Back in 2008, candidate Obama said his advising would track the competitive model – specifically, the “team of rivals” touted in Doris Kearns Goodwin’s book of that name. The history of the Lincoln administration (overstated in any case) mattered less to the Obama team than did the metaphor. The phrase served as shorthand for a model of open and inclusive advising and governance, expanding the information available to the president by bringing together multiple views potentially hostile to each other (thus “rivals” in one sense) and to the president’s own views (through bringing in his own political opponents, thus “rivals” in a second sense).

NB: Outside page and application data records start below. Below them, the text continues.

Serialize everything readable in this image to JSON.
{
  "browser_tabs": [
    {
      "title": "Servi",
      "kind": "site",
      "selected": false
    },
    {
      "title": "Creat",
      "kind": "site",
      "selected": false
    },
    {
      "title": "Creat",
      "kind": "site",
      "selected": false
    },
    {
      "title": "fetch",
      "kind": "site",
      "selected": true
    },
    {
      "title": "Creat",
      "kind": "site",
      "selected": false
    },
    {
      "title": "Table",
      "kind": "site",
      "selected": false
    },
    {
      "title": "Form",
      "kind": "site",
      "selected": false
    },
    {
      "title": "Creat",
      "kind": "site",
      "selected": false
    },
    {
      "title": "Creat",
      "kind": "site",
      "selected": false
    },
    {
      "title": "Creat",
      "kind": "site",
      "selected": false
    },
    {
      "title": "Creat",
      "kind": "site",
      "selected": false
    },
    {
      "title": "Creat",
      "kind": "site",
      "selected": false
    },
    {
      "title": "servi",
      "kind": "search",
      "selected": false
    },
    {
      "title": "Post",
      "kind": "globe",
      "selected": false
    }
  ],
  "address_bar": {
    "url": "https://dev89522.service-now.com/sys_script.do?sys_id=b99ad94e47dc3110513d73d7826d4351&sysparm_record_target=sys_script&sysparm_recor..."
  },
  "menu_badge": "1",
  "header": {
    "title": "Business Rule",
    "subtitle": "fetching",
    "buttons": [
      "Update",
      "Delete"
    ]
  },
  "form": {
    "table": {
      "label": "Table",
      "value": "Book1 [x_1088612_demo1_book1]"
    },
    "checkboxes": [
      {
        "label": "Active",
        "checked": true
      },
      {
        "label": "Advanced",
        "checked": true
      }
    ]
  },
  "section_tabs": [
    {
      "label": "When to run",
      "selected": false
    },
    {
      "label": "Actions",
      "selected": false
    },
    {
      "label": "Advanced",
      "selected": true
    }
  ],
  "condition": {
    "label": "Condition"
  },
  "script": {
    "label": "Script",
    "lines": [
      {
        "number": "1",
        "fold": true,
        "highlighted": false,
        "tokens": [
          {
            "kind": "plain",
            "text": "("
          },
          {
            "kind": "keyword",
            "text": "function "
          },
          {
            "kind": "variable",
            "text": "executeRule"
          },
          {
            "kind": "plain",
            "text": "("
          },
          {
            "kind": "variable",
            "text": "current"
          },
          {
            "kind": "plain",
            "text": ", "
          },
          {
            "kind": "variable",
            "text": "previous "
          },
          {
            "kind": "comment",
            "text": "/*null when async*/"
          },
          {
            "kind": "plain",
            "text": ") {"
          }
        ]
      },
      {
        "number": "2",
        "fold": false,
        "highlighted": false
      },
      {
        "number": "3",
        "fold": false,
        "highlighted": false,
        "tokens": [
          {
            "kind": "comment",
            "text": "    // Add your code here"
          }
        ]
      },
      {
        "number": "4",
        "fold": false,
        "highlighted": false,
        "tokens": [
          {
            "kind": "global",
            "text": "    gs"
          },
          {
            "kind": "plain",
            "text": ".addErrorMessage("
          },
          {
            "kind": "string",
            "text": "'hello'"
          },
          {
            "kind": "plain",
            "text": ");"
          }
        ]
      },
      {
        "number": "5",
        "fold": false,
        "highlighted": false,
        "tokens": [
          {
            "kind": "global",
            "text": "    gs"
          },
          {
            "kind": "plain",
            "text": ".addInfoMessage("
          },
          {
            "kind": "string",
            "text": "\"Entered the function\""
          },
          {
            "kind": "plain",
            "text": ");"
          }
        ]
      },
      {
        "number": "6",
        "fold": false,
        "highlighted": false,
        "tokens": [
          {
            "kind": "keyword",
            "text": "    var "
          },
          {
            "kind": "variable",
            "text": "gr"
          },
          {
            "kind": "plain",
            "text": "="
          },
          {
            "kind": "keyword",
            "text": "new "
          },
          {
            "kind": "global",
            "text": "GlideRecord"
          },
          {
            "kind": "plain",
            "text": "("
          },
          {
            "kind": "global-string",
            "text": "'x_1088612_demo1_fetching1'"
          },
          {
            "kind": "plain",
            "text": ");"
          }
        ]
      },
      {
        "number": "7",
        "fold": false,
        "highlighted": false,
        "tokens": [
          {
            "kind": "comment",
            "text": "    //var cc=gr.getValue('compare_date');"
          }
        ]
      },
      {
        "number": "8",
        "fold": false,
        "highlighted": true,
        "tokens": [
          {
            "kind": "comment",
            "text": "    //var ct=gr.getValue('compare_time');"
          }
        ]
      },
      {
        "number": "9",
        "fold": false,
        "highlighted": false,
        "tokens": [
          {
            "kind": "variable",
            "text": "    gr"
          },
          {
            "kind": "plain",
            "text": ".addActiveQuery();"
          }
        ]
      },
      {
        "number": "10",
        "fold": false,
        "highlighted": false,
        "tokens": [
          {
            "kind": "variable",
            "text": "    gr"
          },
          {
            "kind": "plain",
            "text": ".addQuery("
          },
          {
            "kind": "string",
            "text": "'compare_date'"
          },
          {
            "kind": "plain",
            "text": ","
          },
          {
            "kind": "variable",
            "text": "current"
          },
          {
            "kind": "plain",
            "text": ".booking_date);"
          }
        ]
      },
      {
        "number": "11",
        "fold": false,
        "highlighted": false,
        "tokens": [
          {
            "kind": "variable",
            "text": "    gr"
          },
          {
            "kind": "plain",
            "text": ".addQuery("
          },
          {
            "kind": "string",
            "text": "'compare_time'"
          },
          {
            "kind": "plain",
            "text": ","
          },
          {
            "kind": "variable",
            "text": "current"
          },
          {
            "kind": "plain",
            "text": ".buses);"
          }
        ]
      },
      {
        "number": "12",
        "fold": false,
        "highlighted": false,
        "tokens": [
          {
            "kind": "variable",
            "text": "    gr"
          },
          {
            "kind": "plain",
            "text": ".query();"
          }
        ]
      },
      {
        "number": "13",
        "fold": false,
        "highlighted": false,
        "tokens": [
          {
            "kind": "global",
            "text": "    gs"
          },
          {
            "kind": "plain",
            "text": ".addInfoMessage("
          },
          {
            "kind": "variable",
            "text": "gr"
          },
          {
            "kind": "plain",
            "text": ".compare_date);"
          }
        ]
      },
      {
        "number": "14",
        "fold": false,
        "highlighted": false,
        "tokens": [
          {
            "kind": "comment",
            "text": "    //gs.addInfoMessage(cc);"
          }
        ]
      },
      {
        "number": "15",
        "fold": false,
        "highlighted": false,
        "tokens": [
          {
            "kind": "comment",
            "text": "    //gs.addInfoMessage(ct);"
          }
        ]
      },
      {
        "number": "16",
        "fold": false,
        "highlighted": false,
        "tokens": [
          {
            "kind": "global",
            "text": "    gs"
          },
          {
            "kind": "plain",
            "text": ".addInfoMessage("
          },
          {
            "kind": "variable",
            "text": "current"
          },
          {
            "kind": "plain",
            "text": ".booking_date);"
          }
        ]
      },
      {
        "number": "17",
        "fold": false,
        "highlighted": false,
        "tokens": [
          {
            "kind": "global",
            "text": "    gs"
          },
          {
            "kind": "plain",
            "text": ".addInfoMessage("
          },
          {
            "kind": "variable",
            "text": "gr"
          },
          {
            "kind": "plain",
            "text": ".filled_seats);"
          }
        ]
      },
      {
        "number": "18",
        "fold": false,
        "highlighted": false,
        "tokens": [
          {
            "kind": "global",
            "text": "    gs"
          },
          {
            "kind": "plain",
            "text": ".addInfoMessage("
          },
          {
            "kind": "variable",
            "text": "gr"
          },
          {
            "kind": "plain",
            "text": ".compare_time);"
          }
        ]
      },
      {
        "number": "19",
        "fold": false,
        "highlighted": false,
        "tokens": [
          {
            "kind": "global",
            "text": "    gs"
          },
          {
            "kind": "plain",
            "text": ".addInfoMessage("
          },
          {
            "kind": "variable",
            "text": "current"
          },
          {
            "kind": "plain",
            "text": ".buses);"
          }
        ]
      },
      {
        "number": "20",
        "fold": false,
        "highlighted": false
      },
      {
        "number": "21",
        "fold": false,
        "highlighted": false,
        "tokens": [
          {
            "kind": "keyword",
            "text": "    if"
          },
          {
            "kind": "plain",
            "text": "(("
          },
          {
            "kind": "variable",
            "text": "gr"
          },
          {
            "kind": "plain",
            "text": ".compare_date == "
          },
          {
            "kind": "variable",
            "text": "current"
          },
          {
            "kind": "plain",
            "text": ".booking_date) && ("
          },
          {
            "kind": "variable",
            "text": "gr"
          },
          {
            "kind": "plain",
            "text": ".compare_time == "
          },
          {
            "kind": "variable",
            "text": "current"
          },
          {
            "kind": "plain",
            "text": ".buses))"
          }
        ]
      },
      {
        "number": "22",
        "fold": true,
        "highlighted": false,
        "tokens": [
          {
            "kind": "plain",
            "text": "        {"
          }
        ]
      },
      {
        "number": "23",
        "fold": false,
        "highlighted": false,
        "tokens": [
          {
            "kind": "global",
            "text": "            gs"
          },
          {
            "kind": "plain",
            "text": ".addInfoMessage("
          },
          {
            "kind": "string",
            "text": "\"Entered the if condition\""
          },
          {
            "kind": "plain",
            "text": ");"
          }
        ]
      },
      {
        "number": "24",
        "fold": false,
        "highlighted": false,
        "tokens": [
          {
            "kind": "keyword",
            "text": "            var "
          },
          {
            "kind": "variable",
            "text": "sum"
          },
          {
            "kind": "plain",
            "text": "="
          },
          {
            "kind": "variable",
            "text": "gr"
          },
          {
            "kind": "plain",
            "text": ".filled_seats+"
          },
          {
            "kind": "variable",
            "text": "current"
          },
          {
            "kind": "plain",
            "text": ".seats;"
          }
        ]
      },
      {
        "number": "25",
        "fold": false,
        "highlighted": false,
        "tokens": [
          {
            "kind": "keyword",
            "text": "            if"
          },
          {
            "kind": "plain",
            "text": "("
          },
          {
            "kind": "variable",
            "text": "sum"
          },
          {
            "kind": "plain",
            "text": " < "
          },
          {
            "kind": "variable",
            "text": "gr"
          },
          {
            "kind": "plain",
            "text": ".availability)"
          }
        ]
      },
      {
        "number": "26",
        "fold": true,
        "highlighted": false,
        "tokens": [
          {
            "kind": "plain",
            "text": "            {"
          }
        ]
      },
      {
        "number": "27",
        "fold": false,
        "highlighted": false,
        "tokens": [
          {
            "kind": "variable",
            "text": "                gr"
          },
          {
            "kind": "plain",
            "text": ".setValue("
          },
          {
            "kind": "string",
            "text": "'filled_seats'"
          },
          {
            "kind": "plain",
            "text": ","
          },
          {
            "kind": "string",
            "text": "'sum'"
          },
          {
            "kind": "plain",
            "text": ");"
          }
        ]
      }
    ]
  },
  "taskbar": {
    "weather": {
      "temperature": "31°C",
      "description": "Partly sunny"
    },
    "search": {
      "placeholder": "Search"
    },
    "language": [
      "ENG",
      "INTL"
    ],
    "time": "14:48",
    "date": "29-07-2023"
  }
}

And in fact the presidency literature tends to like the competitive model (see my chapter in this volume for a summary, or an earlier piece here.) It has some real advantages, as Matthew Dickinson traces at book length in his study of FDR’s advising system. Such a model forces a wealth of information to the president and ensures that he maintains final control over decisions. He knows what he needs to, not just what he wants to.
However, that control costs him his time and managerial effort, and does not always make for quick decision-making. The higher up the hierarchy the competition is installed, the harder it is to coordinate the various streams: this places yet more burden on those at the top, normally the president himself. Nor do staff themselves tend to like competitive models; implementing them runs the risk of building a backbiting culture in the White House.
The upshot is that few presidents have used a competitive model for any length of time; and in the end, neither did Obama. Rivals from Hillary Clinton to Joe Biden entered the administration, true. And the president personally made early demands for more and better information on topics from Afghanistan to the financial bailouts. But that he had to do so suggests the structure did not do it for him — perhaps not surprisingly given the institutional stickiness of what has become the hierarchical “standard model” of presidential staffing identified by political scientists Karen Hult and Charles Walcott. The inherited org chart is hard to resist.
Certainly over time the president has relied (as most do) on a smaller circle of trusted advisers. Insiders were promoted; outside voices became more muted. In the national security area, by mid-2011 observers suggested the outcome was not a team of rivals but a “corps of consensus.” Peter Baker reported as early as 2010 that Obama was frustrated with advisory “friction” — an aide said that the president was “a little frustrated with the internal dysfunction. He doesn’t like confrontation.” Yet managing confrontation is at the heart of getting the most out of one’s rivalrous team of rivals.
The not-so-subtle contrast back in 2008, given the context of the campaign, was to the perception of a “Bush bubble,” an echo chamber shut off from open debate. However, as Dana Milbank put it last week, it seems that President Obama has himself become “bubble-wrapped.” As his term continues, the president might do well to recall one of Napoleon’s maxims: that a leader has the right to be beaten—but never to be surprised.